Jayme from Wichita, Kan., writes: Regarding the email yesterday sent to Adam, Harvey Perlman didn't hire Bill Callahan, Steve Pederson did. So really you have to give Perlman a mulligan for Pederson (he did bring T.O. back too). I am also really tired of hearing about 10-4 seasons being unacceptable. I grew up watching the Huskers in the '90s, and still consider 10 wins to be a successful season. Yes, I cringe and want to kick anything that gets in the way of my meltdown after a terrible loss, but.............the bad losses to me are a result of a less then stellar recruiting class in '08 and '09, and a transition to a different league. (Think trying to fit a square peg in a circle whole). Maybe this year, maybe next year, but the defense will improve to the point of Blackshirt/ish. I'll put money on the offense continuing to have success. When all of that happens everyone will be talking about Bo Pelini, and what a good coach he is. We are graduating players, for the most part staying out of the bad press, and shouldn't have anything but pride in our program.
Brian Bennett: Sorry, Jayme, but the buck stops at the president's desk for every major hire, and besides, Perlman couldn't have made a much worse blunder than in hiring Pederson in the first place. I get where you're coming from on the state of the Huskers. Most programs would kill to have a nine- or 10-win season every year. I also get why Nebraska fans, who have been spoiled by great tradition and have only one program in the state to root for, are upset about not winning a conference championship since 1999 or going to a BCS bowl in more than a decade.

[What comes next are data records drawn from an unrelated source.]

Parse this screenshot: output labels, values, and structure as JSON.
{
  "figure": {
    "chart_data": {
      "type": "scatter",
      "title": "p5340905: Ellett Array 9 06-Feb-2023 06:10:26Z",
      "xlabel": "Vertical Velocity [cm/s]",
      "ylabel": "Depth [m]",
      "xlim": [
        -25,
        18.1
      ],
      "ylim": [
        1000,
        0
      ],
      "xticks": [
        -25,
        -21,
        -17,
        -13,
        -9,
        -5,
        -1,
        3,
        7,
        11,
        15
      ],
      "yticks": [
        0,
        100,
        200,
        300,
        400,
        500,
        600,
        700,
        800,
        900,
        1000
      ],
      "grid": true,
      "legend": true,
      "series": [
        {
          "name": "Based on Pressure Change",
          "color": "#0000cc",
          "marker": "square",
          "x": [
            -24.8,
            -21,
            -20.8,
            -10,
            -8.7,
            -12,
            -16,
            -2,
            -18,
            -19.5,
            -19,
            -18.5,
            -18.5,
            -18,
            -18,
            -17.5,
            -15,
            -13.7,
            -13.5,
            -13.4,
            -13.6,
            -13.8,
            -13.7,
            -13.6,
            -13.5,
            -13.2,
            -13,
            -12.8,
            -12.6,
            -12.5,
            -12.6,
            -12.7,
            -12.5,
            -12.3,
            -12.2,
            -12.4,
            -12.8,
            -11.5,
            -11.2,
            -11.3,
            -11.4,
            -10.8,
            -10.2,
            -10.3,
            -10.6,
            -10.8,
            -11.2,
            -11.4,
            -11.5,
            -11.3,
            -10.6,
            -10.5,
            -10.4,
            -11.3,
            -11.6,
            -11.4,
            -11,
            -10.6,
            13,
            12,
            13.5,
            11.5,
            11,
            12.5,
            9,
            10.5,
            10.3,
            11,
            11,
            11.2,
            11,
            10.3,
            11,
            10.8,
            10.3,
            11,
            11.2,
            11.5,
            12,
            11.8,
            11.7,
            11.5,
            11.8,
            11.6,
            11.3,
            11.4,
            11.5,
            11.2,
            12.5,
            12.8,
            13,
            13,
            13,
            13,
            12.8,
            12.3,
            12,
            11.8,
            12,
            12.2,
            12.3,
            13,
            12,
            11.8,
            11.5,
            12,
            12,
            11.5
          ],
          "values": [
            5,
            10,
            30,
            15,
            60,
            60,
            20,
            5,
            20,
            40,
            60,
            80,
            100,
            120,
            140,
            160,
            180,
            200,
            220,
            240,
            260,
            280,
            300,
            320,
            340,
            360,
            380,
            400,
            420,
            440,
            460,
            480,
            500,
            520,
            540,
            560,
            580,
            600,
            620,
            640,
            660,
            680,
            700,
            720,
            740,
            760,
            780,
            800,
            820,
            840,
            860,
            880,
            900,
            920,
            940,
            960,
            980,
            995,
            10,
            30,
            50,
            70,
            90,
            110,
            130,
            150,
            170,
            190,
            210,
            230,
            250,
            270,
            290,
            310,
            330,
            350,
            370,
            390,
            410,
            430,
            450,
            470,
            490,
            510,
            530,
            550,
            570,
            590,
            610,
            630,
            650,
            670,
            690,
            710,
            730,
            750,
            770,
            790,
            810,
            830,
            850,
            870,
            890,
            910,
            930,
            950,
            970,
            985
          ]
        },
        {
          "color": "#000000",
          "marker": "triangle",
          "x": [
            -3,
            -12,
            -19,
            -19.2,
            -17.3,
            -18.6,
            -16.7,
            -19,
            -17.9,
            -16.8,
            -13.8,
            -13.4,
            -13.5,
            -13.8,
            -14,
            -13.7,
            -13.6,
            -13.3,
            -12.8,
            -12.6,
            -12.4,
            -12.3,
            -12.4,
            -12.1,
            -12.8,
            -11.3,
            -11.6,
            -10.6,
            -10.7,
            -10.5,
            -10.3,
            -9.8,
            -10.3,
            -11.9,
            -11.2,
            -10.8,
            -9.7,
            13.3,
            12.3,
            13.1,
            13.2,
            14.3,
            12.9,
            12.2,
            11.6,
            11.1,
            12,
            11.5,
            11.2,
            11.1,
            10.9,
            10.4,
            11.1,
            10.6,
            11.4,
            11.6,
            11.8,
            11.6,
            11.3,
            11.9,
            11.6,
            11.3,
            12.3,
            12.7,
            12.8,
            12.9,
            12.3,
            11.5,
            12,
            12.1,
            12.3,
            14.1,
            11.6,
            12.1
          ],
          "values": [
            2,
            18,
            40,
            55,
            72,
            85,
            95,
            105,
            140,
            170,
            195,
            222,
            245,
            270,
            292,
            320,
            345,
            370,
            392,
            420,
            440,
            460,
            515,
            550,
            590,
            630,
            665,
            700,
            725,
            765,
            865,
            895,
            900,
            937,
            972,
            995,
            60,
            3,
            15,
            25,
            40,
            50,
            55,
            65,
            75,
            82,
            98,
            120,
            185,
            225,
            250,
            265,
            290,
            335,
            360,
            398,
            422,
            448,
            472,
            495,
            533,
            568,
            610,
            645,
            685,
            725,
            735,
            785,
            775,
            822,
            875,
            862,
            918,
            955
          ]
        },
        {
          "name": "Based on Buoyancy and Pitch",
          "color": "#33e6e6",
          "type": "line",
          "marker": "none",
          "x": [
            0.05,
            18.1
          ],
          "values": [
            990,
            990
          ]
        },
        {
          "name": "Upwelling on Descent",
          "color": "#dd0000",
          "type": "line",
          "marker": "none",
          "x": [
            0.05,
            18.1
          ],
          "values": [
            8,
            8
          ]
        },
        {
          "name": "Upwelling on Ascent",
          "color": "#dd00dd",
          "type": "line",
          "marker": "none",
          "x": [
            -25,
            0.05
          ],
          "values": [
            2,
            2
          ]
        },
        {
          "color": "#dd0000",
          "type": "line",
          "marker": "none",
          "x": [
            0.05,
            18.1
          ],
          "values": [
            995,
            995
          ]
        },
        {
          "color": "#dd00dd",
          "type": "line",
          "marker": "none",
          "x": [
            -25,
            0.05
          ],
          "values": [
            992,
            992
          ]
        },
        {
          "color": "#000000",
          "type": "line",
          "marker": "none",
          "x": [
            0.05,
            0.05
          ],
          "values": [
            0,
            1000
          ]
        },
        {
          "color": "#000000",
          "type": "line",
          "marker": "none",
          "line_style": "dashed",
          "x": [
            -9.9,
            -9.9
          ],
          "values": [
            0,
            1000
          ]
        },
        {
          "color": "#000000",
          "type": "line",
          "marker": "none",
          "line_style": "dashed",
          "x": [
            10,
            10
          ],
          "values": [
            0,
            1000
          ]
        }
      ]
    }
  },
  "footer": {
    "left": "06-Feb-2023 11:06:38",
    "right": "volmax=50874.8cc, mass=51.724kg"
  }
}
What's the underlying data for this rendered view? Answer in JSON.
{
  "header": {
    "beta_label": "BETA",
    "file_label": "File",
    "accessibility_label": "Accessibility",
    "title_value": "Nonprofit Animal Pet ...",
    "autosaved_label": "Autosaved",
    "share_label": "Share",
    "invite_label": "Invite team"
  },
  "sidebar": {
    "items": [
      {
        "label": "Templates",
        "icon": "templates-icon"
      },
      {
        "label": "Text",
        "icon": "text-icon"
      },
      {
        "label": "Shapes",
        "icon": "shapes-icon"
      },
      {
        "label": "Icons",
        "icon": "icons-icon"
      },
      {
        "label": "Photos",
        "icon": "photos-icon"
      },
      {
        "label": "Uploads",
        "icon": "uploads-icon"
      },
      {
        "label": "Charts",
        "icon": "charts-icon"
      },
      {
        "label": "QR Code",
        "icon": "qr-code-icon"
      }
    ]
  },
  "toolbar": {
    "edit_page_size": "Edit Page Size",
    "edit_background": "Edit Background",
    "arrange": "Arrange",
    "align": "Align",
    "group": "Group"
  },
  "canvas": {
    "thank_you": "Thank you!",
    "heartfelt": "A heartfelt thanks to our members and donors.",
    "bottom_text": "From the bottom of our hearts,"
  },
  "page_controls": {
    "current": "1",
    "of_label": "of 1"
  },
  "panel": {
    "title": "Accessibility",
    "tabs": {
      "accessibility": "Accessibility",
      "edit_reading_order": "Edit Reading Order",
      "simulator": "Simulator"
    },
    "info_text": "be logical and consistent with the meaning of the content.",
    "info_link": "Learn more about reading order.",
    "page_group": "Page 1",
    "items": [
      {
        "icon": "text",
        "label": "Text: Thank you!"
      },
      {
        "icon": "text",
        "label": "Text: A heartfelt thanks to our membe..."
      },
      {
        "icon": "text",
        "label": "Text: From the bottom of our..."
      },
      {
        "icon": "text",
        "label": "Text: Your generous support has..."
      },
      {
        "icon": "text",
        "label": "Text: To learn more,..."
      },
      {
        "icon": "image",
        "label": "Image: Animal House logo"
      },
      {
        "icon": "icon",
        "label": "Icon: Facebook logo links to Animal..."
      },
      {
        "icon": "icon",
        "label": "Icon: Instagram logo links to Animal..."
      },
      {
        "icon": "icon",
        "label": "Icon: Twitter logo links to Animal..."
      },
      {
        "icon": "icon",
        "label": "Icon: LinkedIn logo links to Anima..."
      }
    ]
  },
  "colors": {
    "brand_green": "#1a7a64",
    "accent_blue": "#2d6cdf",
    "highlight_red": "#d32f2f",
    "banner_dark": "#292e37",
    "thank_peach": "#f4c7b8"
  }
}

Can you blame some recruiting misses and transitioning to a new league for some of that? For sure. But who was recruiting those guys in 2008 and 2009, and why hasn't Nebraska developed top-flight defensive linemen of late, a position that translates into any conference when it's good? Pelini has done a lot of good things, and the perception of him would be much different if Texas didn't get an that second put back on the clock in the 2009 Big 12 title game. At the same time, the Huskers shouldn't be losing 70-31 to Wisconsin or 63-38 to Ohio State. Those kinds of results sap the goodwill quickly.